Initial jobless claims retreated sharply last week, delivering a timely reprieve from the increases in previous weeks–increases that were beginning to look troubling, if they persisted. They haven’t, at least for now. New filings for jobless benefits dropped a sizable 42,000 last week to a seasonally adjusted 346,000. Once again, the latest claims data is within shouting distance of the post-recession low of 333,000, which was set back in mid-January. Is today’s report a sign that the previous runup in claims was just another case of noise for this volatile series? Possibly, although more convincing evidence will take several more weeks of updates.
For now, it’s safe to say that the previous sign of trouble in the claims data has faded. And not a moment too soon as another rise in today’s report would have looked particularly ominous for the labor market. Instead, we have an encouraging update. It’s always hard to know what comes next with this series, but the possibility of continued improvement looks more convincing today.
The drop in the year-over-year change is especially encouraging. Unadjusted claims fell 9.3% last week vs. the year-earlier level. That’s a strong bit of support for arguing that the general rate of progress that’s prevailed for some time remains intact for this series after all. It’s worth reminding that the annual pace of change for unadjusted claims never moved north of zero for a sustained period. We had a few brief flirtations with trouble, but it always evaporated in short order. Until we see claims rising persistently, relative to year-earlier numbers, there’s plenty of room for optimism. By that standard, there are still no smoking guns in the data, even if the last few weeks have hinted at the possibility of darker days.

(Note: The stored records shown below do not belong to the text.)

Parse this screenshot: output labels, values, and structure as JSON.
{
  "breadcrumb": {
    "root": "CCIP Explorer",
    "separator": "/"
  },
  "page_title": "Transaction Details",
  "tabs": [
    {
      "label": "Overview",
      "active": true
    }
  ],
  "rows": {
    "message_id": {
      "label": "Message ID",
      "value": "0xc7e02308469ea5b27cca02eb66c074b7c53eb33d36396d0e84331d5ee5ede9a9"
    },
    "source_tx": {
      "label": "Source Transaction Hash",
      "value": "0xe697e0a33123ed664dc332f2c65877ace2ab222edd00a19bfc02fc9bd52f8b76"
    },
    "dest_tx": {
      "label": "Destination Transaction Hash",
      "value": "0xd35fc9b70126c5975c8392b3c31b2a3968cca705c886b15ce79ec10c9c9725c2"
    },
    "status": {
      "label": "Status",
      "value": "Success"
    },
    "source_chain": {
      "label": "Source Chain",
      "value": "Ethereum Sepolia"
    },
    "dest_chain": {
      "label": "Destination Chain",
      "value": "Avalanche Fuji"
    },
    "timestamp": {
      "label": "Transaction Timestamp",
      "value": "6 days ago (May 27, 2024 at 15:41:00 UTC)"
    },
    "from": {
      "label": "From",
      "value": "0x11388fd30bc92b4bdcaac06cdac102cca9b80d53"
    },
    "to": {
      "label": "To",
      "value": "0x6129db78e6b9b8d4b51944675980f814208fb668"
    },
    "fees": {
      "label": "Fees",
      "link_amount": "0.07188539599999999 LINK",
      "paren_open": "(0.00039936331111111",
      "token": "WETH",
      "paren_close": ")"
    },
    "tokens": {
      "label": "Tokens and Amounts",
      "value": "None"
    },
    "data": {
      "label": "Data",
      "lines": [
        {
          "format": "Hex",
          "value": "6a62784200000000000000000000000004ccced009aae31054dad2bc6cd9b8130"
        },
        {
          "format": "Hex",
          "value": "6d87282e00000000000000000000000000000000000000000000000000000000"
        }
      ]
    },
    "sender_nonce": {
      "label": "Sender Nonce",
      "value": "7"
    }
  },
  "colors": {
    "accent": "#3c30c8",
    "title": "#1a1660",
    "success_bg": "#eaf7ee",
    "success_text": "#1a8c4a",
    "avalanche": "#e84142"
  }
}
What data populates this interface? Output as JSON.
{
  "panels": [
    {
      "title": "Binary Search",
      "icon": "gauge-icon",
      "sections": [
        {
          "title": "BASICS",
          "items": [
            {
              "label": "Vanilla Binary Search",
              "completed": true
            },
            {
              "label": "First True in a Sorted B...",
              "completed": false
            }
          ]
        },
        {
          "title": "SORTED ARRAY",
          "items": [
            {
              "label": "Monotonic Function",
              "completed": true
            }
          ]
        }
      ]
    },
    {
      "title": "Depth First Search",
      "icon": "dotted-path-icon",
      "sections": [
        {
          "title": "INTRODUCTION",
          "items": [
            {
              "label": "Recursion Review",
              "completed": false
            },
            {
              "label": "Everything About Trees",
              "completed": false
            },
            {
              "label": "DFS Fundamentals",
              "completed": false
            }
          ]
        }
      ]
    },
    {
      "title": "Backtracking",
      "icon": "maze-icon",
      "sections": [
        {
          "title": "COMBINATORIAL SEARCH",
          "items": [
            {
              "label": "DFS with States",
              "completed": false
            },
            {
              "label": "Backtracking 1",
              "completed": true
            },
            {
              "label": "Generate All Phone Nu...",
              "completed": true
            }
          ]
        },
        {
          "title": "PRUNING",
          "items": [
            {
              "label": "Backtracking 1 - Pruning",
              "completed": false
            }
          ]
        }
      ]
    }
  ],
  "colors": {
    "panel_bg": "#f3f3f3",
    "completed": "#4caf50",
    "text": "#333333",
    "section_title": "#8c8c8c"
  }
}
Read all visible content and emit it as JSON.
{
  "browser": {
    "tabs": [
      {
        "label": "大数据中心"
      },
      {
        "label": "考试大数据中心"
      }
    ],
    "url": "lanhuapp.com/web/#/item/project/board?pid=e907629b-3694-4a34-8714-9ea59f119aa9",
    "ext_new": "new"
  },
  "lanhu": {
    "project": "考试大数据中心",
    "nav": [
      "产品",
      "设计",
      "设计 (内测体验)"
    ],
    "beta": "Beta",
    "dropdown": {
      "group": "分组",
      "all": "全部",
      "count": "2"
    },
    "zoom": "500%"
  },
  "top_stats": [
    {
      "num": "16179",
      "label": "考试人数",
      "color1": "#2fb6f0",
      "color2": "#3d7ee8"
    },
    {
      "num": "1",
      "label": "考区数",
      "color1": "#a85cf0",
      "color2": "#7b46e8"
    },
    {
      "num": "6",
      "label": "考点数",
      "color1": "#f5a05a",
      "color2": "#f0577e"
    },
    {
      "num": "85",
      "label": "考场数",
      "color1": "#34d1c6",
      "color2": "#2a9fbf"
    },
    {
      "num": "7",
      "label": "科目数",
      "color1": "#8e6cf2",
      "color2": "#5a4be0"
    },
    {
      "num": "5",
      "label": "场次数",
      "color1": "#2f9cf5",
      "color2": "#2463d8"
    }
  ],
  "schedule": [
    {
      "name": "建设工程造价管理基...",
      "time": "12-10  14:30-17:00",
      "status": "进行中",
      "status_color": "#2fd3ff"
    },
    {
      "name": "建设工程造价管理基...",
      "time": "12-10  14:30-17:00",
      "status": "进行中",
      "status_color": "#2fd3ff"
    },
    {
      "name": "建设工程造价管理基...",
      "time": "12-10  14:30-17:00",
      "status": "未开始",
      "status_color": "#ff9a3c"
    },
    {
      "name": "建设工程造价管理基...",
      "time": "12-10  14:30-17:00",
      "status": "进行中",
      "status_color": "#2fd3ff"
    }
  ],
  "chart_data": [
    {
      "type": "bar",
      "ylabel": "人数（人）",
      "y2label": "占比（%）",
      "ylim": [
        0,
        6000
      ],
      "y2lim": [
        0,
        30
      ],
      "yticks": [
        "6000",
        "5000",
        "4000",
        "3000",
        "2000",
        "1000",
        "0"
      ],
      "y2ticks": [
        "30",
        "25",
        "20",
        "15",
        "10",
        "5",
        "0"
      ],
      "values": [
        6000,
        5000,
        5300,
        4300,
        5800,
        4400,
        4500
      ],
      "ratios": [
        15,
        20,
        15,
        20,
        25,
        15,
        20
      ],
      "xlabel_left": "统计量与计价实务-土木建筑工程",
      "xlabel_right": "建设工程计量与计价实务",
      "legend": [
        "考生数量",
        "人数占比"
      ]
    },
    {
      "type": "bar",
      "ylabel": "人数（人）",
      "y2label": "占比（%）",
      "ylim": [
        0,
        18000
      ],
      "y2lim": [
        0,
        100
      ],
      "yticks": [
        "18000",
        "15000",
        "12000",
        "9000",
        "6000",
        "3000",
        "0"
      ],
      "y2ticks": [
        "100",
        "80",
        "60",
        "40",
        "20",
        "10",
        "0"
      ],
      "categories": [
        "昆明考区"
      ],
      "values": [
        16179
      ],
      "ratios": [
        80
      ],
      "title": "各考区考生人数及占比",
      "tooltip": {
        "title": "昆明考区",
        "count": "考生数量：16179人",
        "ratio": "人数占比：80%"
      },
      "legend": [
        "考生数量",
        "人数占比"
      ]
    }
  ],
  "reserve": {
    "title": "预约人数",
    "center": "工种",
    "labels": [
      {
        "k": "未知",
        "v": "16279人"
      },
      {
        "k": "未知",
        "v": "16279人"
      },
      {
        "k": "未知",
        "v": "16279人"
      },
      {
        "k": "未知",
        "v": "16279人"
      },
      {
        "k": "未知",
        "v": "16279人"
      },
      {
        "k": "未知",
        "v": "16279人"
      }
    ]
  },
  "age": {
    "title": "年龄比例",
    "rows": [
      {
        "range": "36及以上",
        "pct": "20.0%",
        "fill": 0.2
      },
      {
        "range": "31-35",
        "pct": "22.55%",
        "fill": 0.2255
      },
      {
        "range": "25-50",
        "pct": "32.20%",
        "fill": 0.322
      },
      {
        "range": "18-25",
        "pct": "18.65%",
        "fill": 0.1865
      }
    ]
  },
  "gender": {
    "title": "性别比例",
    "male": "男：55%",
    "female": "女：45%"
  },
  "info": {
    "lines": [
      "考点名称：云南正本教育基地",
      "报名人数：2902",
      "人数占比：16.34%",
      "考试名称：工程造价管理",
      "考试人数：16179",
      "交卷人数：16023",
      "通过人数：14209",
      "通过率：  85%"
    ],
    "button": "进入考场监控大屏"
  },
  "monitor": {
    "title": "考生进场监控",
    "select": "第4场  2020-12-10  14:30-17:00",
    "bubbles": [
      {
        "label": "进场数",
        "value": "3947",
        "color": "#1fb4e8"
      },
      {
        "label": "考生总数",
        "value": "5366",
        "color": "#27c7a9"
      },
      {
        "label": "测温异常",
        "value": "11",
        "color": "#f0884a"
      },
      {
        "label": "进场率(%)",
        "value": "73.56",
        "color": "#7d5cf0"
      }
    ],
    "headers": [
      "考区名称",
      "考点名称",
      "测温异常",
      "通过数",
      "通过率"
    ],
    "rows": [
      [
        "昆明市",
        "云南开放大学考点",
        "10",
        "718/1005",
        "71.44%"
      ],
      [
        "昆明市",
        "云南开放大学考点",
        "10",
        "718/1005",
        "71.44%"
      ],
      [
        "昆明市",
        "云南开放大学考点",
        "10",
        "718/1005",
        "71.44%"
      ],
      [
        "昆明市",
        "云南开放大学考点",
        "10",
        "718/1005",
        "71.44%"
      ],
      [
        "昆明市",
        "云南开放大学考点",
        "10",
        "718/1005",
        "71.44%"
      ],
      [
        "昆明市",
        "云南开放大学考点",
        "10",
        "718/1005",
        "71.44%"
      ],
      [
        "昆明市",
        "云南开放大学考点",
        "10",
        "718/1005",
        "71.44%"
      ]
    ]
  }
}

Today’s update also suggests that the weak pace of growth in March payrolls may also be noise that’s not necessarily indicative of the trend. Of course, one jobless claims report a trend does not make, but the number du jour certainly looks good relative to what we’ve seen. The question is whether we’ll see another decent number next week. If we’re being hoodwinked, we’ll know soon enough. For now, a collective sign of relief is appropriate. That is, until the next economic release, which starts tomorrow, with the March update on retail sales. What should we expect? Here’s a preview.